**Task material**.
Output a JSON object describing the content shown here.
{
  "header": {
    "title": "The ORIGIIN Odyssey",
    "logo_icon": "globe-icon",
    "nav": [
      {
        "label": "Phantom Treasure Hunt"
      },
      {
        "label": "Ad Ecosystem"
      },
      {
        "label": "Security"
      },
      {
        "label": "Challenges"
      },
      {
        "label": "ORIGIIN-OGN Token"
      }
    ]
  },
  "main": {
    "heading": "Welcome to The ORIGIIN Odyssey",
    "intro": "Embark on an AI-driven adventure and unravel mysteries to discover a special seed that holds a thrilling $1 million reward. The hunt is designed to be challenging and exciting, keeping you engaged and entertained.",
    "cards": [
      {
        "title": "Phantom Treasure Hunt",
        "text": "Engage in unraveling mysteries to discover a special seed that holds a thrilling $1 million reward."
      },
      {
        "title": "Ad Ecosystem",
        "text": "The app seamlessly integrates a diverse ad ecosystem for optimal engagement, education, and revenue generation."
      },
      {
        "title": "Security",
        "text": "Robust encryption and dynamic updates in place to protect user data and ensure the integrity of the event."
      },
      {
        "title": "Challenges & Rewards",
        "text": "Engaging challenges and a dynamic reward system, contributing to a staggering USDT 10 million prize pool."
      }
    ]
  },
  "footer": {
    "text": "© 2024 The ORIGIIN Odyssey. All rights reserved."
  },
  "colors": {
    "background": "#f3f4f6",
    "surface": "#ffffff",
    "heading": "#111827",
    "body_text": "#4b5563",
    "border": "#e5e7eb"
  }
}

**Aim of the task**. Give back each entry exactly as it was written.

**Solution to this problem**.
Output a JSON object describing the content shown here.
{
  "header": {
    "title": "The ORIGIIN Odyssey",
    "logo_icon": "globe-icon",
    "nav": [
      {
        "label": "Phantom Treasure Hunt"
      },
      {
        "label": "Ad Ecosystem"
      },
      {
        "label": "Security"
      },
      {
        "label": "Challenges"
      },
      {
        "label": "ORIGIIN-OGN Token"
      }
    ]
  },
  "main": {
    "heading": "Welcome to The ORIGIIN Odyssey",
    "intro": "Embark on an AI-driven adventure and unravel mysteries to discover a special seed that holds a thrilling $1 million reward. The hunt is designed to be challenging and exciting, keeping you engaged and entertained.",
    "cards": [
      {
        "title": "Phantom Treasure Hunt",
        "text": "Engage in unraveling mysteries to discover a special seed that holds a thrilling $1 million reward."
      },
      {
        "title": "Ad Ecosystem",
        "text": "The app seamlessly integrates a diverse ad ecosystem for optimal engagement, education, and revenue generation."
      },
      {
        "title": "Security",
        "text": "Robust encryption and dynamic updates in place to protect user data and ensure the integrity of the event."
      },
      {
        "title": "Challenges & Rewards",
        "text": "Engaging challenges and a dynamic reward system, contributing to a staggering USDT 10 million prize pool."
      }
    ]
  },
  "footer": {
    "text": "© 2024 The ORIGIIN Odyssey. All rights reserved."
  },
  "colors": {
    "background": "#f3f4f6",
    "surface": "#ffffff",
    "heading": "#111827",
    "body_text": "#4b5563",
    "border": "#e5e7eb"
  }
}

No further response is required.